Since Voyager 2's successful trip to Neptune in 1989, astronomers have believed that one "day" on the big blue planet lasts 16 hours 6.5 minutes. But by tracking the positions of two prominent features in Neptune's atmosphere for more than 20 years, Erich Karkoschka (University of Arizona) has produced a new estimate for one complete rotation: 15 hours 57 minutes 59 seconds.
At first glance, it might seem that Karkoshka's observations, recently published in Icarus, has provided the correct value of Neptune's spin. But not all planetary scientists agree. They say that the disparity between the two estimates only shows that, 165 years after its discovery, the solar system's outermost planet remains an elusive mystery.
How a Giant Planet Rotates
Clocking a giant planet's spin is a daunting task. The four in our solar system are thought to have small solid cores surrounded by liquid and topped by dense atmospheres hundreds or thousands of miles thick. Their visible surfaces are actually cloud layers in the upper atmosphere, and these don't always rotate at the same rate. For instance, features within 10° of Jupiter's equator circle the planet every 9 hours 50.5 minutes (known as its System I rate), while features at higher latitudes take 9 hours 55.7 minutes (System II). Both values are just averages — individual features wander unpredictably, much like clouds and storms on Earth.
In the 1950s radio astronomers discovered that energetic bursts from Jupiter repeat at regular intervals. These presumably represent beams from Jupiter's magnetic field, which should be locked to the planet's deep interior. So this period, 9 hours 55.5 minutes (dubbed System III), is assumed to be Jupiter's true spin rate.
The Voyager missions that flew past the four giant planets, helped astronomers use a similar technique to clock the corresponding spins of Saturn (10h 39m 22s), Uranus (17h 14.4m), and Neptune. But in 2004, the Cassini orbiter showed that this method was not without its flaws either — on two counts. Saturn's radio-derived rate had sped up by 1%, and it might not even match what's going on inside. (A revised Saturn value, announced in 2007 and based on various observations, is 10h 32m 35 ±13s.)
"That's when we realized the magnetic field is not like clockwork but slipping," Karkoschka notes in a press release. "The interior is rotating and drags the magnetic field along, but because of solar wind or other, unknown influences, the magnetic field cannot keep up with respect to the planet's core and lags behind."
Hunting for a More Accurate Method
In his Neptune study, Karkoschka used images from the Hubble Space Telescope instead of relying on Voyager's radio data. Scouring through more than 500 images, he found two dark features — which he's dubbed the South Polar Feature and the South Polar Wave — that have rotated at precisely the same rate since the 1990s. He claims that this is the planet's true spin rate.
"I think the accuracy of my data is about 1,000 times better than what we had based on Voyager measurements," he says, "a huge improvement in determining the exact rotational period of Neptune, which hasn't happened for any of the giant planets for the last three centuries."

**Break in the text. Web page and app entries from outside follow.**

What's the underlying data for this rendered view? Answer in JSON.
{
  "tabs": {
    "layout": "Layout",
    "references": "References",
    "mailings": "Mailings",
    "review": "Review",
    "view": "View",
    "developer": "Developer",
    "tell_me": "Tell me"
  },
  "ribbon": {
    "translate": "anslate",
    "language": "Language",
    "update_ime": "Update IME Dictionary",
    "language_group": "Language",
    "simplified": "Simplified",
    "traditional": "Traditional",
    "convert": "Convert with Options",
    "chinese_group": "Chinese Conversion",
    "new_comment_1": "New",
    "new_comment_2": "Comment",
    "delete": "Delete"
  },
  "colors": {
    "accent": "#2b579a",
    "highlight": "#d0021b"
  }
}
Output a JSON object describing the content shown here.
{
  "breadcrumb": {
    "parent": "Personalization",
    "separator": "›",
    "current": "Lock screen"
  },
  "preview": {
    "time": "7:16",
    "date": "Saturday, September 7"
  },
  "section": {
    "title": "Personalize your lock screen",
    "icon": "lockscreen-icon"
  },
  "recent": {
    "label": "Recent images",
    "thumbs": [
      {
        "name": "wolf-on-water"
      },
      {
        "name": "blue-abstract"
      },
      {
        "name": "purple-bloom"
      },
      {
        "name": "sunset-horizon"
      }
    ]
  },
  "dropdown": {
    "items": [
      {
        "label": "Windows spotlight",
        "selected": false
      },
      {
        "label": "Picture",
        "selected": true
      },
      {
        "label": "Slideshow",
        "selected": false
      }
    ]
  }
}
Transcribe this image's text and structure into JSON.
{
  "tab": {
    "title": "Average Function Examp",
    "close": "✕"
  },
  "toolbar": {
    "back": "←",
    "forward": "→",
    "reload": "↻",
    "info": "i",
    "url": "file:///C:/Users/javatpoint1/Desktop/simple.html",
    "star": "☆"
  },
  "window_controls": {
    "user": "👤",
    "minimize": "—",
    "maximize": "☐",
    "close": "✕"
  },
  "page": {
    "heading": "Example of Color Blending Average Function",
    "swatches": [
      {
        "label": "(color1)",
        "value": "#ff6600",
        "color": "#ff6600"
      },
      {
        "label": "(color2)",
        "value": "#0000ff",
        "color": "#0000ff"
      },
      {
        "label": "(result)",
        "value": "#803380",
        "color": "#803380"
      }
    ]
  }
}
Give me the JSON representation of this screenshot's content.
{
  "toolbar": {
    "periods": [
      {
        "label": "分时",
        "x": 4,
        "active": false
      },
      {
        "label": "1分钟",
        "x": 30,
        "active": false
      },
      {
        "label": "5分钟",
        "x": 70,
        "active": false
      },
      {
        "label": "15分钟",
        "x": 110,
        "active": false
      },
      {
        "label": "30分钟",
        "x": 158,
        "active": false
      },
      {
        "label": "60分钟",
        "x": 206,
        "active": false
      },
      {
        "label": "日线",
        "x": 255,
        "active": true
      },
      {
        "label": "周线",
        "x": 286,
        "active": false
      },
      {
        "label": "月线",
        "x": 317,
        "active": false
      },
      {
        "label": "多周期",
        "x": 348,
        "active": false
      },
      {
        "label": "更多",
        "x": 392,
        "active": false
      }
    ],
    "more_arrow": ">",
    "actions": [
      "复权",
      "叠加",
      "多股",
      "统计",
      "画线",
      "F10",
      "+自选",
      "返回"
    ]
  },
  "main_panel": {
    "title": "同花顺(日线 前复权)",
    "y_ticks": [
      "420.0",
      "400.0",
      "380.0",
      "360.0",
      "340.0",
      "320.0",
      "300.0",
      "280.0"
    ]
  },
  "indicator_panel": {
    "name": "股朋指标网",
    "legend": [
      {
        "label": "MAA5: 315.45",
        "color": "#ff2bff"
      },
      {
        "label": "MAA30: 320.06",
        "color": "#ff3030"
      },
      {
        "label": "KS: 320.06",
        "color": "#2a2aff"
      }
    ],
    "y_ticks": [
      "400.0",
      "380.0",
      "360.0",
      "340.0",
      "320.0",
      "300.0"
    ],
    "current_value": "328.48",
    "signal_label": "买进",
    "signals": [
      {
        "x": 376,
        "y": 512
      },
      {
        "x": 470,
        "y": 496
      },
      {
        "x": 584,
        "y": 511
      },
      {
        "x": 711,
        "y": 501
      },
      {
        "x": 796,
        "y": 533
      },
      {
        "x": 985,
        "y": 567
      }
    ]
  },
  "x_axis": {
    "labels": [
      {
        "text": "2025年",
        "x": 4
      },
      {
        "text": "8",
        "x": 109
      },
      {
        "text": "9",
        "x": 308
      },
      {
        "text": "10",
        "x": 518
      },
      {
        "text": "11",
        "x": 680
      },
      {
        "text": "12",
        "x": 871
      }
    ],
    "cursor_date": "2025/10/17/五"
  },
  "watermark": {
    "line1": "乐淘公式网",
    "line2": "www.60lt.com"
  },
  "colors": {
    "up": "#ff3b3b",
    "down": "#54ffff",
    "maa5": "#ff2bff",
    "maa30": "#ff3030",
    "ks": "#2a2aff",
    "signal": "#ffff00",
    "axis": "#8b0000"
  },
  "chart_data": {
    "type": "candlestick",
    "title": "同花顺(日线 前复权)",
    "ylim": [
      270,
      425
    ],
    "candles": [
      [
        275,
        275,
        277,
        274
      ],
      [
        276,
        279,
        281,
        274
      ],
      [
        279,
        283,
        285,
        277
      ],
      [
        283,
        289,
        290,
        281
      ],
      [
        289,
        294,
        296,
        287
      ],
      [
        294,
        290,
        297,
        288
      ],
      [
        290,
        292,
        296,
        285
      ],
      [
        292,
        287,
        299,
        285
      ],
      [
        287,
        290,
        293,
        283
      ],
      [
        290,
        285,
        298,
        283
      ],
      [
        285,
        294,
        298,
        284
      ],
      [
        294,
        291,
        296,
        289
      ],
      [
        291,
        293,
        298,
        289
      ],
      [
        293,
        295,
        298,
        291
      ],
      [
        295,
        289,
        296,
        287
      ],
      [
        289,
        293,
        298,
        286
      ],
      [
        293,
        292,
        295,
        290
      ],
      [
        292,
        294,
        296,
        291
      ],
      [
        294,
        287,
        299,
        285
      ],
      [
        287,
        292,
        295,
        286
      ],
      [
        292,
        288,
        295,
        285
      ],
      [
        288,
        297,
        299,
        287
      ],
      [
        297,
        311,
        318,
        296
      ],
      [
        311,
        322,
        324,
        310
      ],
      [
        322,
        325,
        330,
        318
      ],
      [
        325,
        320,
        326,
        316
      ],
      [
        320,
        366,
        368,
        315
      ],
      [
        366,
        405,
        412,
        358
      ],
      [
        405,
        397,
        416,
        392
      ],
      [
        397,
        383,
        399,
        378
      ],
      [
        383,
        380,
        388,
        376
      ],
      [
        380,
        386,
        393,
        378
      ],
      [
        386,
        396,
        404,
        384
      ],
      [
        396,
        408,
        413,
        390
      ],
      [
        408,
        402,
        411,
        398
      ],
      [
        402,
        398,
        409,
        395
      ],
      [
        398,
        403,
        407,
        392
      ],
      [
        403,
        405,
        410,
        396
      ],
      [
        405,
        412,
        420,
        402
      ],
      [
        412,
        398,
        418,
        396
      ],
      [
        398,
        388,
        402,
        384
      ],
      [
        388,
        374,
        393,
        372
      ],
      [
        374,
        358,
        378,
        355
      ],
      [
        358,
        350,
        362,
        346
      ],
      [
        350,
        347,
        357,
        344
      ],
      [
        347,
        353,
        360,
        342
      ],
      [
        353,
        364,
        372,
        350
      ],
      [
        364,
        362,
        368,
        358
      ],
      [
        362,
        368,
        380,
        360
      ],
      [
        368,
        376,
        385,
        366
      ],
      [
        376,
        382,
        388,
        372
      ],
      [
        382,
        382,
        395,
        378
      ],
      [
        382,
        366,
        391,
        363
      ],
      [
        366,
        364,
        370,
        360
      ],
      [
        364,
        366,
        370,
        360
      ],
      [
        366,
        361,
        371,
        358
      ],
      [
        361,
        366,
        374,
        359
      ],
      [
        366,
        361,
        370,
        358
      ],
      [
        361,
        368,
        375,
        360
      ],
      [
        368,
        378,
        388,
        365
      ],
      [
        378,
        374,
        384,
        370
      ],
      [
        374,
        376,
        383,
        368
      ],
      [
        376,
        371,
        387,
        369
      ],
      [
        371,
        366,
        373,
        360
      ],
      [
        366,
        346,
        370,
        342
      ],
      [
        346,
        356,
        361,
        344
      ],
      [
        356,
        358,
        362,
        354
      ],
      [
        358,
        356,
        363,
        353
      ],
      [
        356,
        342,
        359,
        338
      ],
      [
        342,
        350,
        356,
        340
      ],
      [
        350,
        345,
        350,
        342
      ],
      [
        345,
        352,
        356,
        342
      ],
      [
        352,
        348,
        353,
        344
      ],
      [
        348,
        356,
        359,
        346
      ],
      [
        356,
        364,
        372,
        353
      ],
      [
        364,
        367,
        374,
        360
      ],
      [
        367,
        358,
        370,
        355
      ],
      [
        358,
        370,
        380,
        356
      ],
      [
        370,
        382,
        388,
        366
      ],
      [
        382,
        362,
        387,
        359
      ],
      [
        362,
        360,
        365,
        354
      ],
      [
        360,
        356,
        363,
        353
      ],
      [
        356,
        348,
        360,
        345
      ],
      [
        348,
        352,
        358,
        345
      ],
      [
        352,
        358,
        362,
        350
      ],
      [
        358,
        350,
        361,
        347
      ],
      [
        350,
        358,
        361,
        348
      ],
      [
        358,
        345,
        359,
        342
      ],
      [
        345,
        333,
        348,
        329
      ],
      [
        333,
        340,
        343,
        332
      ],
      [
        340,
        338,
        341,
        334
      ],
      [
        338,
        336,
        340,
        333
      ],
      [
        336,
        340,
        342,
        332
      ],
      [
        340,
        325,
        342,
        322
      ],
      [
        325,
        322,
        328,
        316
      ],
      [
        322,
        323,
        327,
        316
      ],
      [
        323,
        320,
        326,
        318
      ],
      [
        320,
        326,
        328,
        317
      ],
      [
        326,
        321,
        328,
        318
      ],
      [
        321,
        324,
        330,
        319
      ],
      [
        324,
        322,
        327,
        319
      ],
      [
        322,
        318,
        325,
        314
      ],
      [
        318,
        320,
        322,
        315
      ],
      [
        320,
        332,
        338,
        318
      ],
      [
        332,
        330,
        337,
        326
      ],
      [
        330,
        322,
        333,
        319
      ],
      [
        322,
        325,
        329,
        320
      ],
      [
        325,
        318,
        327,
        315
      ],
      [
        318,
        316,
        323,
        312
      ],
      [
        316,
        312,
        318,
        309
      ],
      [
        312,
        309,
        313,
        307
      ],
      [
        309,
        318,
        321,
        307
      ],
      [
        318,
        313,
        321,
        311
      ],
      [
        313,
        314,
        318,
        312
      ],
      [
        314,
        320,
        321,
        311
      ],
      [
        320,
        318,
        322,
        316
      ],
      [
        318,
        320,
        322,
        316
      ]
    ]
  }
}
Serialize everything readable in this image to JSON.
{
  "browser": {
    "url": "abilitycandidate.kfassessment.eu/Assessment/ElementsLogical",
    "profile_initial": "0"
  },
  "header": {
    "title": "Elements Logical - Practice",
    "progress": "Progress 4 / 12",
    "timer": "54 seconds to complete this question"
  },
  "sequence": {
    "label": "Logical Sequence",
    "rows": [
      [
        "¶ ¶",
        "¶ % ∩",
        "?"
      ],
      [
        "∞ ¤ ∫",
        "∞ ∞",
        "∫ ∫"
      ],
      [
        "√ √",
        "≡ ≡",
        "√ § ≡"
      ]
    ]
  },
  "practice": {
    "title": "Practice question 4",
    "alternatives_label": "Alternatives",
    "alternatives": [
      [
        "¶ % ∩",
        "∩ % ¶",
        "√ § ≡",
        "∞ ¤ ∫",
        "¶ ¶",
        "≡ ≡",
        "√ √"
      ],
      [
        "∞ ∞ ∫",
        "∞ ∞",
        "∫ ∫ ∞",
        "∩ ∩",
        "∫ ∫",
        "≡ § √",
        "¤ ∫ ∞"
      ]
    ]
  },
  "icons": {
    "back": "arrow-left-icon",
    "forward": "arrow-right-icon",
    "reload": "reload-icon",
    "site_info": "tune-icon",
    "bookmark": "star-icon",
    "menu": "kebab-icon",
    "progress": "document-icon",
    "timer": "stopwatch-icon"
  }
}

Other planetary scientists agree that Karkoschka's result is both interesting and laudatory, but they're skeptical about calling it Neptune's true spin rate. The disparity in the results, they believe, do not invalidate the Voyager results but rather show instead how little we know about Neptune.
"The point of the work seems the stability of the features, which suggests that they might be linked to the interior," said outer-planet specialist Heidi Hammel (Association of Universities for Research in Astronomy). "Given that there is no known mechanism that actually links these features to the interior, this is intriguing but not conclusive."
William Kurth (University of Iowa), a member of the team that calculated the Voyager results, is impressed with the stability in the features and Karkoschka's new technique. However, he's not happy with the "guilt by association [with Saturn] of the radio technique used to determine the rotation of the outer planets as well as pulsars."
Saturn's magnetic field is not tightly coupled to the planet's interior, he explains, and the observed slipping has to do with the small offset (1°) of Saturn's magnetic axis from its rotational axis. But as this angle increases, the magnetic field becomes more tightly locked to the deep interior. So Neptune's field, tipped a whopping 47° to its spin axis, is highly likely to represent the rotation deep inside.
Kurth, therefore, believes that the disparate results point to a need for more data. Hammel agrees, adding that there's good reason to study the planet further: "The Kepler and COROT missions, as well as Earth-based studies, suggest that there are even more Neptune-sized planets than gas giants like Jupiter. A mission to Neptune or Uranus is really required to make major advances in ice-giant science."